Rumors, Prototypes, and Copyrights

 

Starlog Magazine Prototype Photograph.

C ollectors often write to ask about various rumors that they have heard concerning Major Matt Mason. Some of these are based in fact, others are the work of pure fiction. As a service to our visitors, we’ll try to cover the more common stories that circulate around the Matt Mason universe.

That Strange Vehicle:
------------------------------------------------------

Pictured above is a photo that was published in an issue of Starlog magazine a few years ago, and it shows up on the web from time to time. Pictured in the photograph is a prototype Space Station, painted gray like many of the Stations portrayed on boxes of Matt Mason product.

Also on display is a strange, tow line ship that looks like a cross between the Recono-Jet and the Astro-Trac. To our knowledge, this vehicle was never actually produced. Some have speculated that it was intended for the Mattel Sea-Devils line of toys or that it was sold overseas, possibly in Italy. However, there is no evidence that either of these stories is true. Like Or and his orbitor, this is most likely just another Matt Mason toy that never made it off the drawing board.


Men From Earth Comic Book. Copyright 1992.

This is another strange tale. It invovles a man named Joe Ferrira or Joe King, his pen name. A professional comic book artist and former Mattel employee. In the late 1980's, Joe discovered that Mattel had never actually bothered to formally trademark the Matt Mason name and so he filed papers with the U.S. Patents and Trademark Office, and proceeded to try to revive his childhood toy on his own!

Within a couple of years, Joe King had developed a new storyline centered on the life of Joe Mason, the son of the original Major Matt Mason. He planned a comic book, a new toy line, and even a movie. One issue of the comic book was actually published, and storyboards and a script for a movie were developed as well. But then Mattel caught wind of all this and moved in to secure their legal rights to the character.

The movie rights had been sold to Princess Productions, a small film company owned by scream-queen Sybil Danning. She had been cast to play Callisto, who was now a topless female ailen bent of helping out the junior Mason in his new adventures in space! With Mattel putting a halt to the production, the film company went into Chapter 13, and Joe King also suffered near financial ruin.

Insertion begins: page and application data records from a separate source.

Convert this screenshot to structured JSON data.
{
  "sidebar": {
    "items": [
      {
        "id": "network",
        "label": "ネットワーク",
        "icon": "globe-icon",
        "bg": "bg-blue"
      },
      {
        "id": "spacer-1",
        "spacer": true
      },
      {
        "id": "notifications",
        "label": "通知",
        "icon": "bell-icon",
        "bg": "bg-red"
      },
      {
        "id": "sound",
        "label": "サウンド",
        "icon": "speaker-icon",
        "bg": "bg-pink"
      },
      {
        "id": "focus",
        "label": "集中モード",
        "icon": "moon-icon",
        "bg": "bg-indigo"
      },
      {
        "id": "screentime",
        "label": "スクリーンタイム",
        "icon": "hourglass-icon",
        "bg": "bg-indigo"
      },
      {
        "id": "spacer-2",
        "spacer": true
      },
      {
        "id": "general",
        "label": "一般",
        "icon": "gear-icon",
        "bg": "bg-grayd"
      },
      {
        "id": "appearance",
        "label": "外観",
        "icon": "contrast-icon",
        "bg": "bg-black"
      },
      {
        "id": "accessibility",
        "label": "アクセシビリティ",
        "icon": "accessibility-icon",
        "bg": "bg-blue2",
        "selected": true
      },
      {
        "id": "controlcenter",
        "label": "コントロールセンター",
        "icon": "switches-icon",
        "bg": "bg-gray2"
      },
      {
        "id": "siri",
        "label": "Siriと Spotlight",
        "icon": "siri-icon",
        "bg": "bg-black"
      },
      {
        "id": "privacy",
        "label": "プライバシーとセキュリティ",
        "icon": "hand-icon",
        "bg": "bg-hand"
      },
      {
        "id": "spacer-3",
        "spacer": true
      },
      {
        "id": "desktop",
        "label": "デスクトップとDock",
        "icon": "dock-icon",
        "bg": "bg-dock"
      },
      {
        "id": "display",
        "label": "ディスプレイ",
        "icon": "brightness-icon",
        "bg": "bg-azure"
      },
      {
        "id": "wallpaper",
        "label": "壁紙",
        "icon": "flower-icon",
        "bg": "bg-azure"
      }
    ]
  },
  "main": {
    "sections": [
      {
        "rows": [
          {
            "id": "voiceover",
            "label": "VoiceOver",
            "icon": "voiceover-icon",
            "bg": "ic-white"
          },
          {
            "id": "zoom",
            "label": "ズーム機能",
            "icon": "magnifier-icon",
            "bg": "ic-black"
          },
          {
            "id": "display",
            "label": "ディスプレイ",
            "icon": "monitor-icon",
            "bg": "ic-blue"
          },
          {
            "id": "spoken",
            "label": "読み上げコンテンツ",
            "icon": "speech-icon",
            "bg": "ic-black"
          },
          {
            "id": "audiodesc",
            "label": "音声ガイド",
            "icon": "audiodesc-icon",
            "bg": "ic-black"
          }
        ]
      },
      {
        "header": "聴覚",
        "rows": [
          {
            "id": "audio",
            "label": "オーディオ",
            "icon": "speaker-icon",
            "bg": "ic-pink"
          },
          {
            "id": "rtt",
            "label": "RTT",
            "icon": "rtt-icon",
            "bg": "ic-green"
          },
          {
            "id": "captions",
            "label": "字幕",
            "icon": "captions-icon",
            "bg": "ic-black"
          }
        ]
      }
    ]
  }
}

Despite numerous court rulings in Mattel's favor, Joe King continues to claim to be the copyright owner of Major Matt Mason, often sending email to web sites like this one demanding that he receive copyright credits. In fact, within the last few months, Mattel has even moved legally against ISP’s to have Joe King's web sites removed from the Internet to prevent further infridgement.

The comic book remains the only tangible collectible from these ventures, and it often sells for $15-$20 or more. It is a beautiful piece of work, printed on high quality paper. However, many collectors reject it because it was not produced by Mattel.


Commander Combs, Gulf Oil Figures and More Tales from Texas
----------------------------------------------------------------------------------------------

We often receive email from new collectors who are seeking information on a line of British Major Matt Mason figures that are said to have never been released in the United States. These figures have names like Commander Combs or Lt. Luke.

Other times they write asking if they should pay $1,000 or more for rare "Gulf Oil Figures" produced by Mattel as give away items for the oil giant. Unfortunately, all of these figures and others can all be traced to one man who runs a “company” in Texas.

Tim Williamson often runs full page ads in Toy Shop featuring many rare Major Matt Mason items. He claims to have a staff of researchers world-wide who find these rare items and prototypes. On the phone to new collectors he sounds credible and well-informed.

But it seems that Mr. Williamson really only hungers for the attention that new collectors pay him. His photographs are often taken directly from magazines like Tomart, and only rarely does anyone receive the items that they order. More often, the check or money order is returned with a note explaining that the item had already been sold.

Mr. Williamson does not appear to be a thief but rather a lonley person who craves the attention of new collectors. So the next time someone claims to have the prototype for Or or a rare figure from Germany. Be sure to check the area code, if it’s in Texas, keep looking!

 

Copyright 1997 Keith Meyer. All rights reserved.
Revised: February 24, 2006.